(Listed records)

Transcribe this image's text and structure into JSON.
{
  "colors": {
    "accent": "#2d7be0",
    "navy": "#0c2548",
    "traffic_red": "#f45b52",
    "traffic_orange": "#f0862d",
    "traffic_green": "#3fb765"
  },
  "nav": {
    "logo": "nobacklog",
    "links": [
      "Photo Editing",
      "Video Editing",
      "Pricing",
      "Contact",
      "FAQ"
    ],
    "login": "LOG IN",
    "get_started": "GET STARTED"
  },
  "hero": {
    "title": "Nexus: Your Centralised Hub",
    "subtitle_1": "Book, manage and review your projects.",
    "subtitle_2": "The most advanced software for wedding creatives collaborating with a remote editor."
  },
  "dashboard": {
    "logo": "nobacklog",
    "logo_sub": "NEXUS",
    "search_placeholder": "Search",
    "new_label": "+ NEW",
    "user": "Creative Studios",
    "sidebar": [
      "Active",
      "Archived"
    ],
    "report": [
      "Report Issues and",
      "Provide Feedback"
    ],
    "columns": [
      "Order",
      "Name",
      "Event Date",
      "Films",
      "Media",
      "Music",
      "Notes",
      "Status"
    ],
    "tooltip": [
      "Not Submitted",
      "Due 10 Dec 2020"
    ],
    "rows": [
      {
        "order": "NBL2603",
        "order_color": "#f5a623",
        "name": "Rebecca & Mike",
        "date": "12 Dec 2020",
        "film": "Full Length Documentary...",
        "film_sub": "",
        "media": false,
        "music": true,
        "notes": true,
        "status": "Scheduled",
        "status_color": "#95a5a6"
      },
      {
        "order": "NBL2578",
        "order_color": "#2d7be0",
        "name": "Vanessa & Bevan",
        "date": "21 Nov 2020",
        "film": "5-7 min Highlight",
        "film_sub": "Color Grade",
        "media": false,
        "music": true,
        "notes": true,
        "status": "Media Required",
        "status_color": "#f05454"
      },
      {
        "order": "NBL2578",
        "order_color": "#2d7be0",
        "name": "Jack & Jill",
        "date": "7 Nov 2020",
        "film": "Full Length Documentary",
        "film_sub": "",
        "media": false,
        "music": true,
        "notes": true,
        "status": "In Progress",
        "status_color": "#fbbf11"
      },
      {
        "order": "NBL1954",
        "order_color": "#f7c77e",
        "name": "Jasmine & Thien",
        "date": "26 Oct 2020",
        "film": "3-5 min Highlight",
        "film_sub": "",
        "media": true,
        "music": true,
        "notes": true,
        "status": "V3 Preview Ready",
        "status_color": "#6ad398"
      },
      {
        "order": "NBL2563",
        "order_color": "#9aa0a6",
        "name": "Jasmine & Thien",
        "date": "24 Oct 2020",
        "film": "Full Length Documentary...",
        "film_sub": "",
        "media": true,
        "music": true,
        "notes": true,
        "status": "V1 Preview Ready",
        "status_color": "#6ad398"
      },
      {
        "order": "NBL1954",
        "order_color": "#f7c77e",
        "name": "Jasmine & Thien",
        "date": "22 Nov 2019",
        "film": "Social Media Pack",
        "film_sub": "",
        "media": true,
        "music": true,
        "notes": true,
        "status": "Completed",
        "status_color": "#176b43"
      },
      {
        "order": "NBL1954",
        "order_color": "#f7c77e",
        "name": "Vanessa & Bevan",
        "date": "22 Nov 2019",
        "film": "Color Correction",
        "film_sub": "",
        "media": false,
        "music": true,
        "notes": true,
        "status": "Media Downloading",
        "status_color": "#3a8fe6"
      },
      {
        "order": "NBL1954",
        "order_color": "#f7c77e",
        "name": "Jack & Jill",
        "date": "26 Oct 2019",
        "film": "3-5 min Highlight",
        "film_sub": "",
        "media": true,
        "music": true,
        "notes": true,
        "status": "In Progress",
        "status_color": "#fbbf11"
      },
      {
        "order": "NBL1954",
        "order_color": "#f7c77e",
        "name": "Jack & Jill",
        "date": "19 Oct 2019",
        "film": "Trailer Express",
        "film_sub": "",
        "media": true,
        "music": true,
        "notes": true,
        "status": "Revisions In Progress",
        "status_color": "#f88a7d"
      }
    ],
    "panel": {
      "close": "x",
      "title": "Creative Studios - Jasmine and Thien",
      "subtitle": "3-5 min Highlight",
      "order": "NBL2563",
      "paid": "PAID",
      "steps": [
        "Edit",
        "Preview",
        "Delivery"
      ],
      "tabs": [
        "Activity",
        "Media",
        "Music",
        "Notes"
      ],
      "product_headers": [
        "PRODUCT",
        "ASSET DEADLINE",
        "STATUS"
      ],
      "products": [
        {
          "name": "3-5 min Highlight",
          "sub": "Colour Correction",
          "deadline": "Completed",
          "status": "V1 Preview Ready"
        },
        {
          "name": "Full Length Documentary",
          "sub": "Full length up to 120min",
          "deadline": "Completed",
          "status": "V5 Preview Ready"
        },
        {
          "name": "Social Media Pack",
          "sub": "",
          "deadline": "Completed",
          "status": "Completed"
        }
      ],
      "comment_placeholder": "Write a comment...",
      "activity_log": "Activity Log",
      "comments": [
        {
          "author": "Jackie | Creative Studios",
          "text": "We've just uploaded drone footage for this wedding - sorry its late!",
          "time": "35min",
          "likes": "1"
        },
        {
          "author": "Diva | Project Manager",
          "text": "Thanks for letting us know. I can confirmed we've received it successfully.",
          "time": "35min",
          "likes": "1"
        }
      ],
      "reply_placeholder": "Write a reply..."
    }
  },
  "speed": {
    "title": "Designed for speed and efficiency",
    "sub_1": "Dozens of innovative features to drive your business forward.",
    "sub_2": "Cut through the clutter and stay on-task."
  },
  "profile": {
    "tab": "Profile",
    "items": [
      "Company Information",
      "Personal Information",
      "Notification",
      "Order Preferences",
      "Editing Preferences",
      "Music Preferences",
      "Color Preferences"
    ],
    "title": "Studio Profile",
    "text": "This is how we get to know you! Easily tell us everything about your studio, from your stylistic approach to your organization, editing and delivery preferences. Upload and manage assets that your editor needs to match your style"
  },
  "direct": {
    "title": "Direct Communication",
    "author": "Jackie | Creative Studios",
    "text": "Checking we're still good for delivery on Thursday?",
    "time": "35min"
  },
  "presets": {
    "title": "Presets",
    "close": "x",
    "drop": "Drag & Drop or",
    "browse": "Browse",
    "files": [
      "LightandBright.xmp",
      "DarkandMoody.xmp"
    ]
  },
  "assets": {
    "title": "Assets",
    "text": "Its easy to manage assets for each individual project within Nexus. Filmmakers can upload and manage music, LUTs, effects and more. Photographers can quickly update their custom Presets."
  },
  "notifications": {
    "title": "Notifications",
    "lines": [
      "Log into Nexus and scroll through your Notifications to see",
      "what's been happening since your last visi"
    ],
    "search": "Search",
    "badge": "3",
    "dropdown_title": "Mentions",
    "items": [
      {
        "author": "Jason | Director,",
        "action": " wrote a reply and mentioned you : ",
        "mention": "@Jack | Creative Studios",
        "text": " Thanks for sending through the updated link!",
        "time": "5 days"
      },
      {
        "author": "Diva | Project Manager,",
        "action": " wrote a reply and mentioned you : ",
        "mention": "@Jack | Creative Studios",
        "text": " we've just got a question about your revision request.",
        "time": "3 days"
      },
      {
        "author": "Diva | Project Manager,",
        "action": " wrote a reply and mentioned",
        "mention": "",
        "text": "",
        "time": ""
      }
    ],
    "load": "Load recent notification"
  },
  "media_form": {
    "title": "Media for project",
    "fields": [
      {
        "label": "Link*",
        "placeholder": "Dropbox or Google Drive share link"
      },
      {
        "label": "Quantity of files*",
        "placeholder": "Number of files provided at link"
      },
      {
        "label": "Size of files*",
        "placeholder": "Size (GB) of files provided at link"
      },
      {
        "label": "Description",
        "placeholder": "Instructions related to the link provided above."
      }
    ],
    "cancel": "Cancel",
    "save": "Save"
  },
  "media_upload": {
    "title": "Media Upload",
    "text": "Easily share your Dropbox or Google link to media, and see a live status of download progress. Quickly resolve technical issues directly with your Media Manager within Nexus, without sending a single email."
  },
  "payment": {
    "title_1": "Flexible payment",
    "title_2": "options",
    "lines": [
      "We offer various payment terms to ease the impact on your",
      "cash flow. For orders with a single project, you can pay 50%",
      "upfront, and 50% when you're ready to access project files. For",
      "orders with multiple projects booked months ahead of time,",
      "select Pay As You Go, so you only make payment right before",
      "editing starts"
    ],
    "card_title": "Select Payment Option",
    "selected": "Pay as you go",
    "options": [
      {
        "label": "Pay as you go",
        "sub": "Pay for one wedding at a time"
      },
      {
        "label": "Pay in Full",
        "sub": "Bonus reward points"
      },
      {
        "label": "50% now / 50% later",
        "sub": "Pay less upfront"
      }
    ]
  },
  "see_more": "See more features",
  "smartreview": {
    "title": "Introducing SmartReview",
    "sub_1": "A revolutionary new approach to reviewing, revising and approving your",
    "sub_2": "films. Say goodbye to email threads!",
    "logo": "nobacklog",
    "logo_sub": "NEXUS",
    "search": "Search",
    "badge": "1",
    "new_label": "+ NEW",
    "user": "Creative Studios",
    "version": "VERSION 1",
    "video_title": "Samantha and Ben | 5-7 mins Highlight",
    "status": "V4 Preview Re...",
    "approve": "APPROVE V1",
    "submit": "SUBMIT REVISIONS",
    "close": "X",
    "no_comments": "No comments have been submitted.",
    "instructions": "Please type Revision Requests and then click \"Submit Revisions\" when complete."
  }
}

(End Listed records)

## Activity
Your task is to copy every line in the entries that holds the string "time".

## Response for this exercise
          "time": "35min",
          "time": "35min",
    "time": "35min"
        "time": "5 days"
        "time": "3 days"
        "time": ""
      "orders with multiple projects booked months ahead of time,",
        "sub": "Pay for one wedding at a time"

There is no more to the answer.